Rush Launches Greater Chatham Initiative, A Historic Neighborhood Development and Economic Growth Program
CHICAGO — U.S. Representative Bobby L. Rush (D-Ill.) announced a bold new initiative today — the Greater Chatham Initiative (GCI) — geared toward the economic advancement and security of his constituents and Chicago’s underrepresented African-American communities.
The Greater Chatham Initiative is a comprehensive neighborhood business plan promoting 21st century economic growth in the predominantly African-American communities of Chatham, Auburn Gresham, Greater Grand Crossing and Avalon Park. This initiative will strive to strengthen Greater Chatham and ensure that it contributes to the prosperity of the Chicago region as a whole. “Two years ago, I asked key city stakeholders from all sectors of our community that included clergy, elected officials, business men and women, community activists and residents to voice their concerns and create solutions to halt Chicago’s violence,” Rep. Rush said. “I believe that if we create opportunity, give our youth something productive to do, whether it be after-school programs, summer activities or most importantly jobs, then we can bring an end to Chicago’s violence.”

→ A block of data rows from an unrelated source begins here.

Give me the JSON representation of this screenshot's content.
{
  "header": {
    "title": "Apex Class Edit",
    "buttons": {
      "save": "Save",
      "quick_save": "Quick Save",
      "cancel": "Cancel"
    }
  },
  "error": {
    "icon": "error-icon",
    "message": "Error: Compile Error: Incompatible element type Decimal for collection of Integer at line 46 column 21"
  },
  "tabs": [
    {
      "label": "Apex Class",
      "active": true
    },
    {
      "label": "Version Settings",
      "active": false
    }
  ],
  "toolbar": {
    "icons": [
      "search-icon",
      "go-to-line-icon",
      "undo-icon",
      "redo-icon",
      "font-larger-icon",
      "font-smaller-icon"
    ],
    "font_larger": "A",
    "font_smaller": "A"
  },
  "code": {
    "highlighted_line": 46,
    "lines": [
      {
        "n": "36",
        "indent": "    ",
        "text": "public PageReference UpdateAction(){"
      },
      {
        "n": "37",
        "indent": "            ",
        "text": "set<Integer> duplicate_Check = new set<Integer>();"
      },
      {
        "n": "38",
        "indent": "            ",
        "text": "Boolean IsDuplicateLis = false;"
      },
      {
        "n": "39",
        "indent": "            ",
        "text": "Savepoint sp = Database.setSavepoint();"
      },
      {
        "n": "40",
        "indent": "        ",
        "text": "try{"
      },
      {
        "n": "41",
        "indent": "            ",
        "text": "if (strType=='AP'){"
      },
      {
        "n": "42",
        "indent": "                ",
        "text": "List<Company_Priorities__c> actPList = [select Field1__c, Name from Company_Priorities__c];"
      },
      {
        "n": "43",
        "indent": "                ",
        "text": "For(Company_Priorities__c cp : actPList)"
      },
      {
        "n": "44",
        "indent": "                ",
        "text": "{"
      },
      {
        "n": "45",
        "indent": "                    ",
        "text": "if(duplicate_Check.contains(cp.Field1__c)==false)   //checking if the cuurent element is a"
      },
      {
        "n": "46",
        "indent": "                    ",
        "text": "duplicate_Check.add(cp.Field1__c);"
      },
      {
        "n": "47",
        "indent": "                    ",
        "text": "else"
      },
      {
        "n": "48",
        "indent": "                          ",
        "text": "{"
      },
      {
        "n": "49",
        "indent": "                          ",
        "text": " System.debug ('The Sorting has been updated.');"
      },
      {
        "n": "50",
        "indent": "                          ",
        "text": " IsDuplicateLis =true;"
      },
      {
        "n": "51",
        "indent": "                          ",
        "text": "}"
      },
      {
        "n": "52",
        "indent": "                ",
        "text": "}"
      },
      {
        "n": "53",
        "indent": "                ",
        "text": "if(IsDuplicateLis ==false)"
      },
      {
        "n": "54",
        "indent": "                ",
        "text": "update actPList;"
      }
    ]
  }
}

Added Rush: “It is clearly about investment. But for so long, there has been divestment on the South Side. Now is the time to restore our city blocks, build up businesses and invest in our community and especially in our youth.”
Historically and economically, the Greater Chatham communities have always been the home of Chicago’s African-American middle-class. Cultural icons like Mahalia Jackson and Gwendolyn Brooks have called Greater Chatham home, as have African-American businesses like Johnson Products and Seaway National Bank. But today, these communities stand on the edge of deterioration because of larger trends: declining middle-skill jobs, frozen housing markets, and changing demographics. With GCI, partners and programs will take place to invest strategically in the human capital, business development, housing, public safety, support services, and civic capacity of the area.
Local and regional stakeholders, from the community and public and private sectors, are coming together to support this initiative with the goal of strengthening these communities and promoting them as places of opportunity and choice for working- and middle-class African-American families. Over 30 programs — including the Greater Chatham Workforce Center, a targeted housing and commercial redevelopment fund, a demand-side sector-driven workforce program for underemployed adults, expanded youth summer jobs programs, and youth transportation from school to afterschool programs — are currently being developed. These partnerships and programs are established for easy adaptation and replication for surrounding communities facing similar challenges.
With participation and commitment from the stakeholders, partners, and the surrounding community, the Greater Chatham Initiative holds enormous potential. The development of a 21st century economic system in the Greater Chatham area, and the impact it may have on surrounding communities, stands as a key example of how working together for the advancement of our country can successfully improve other diminishing communities within the United States.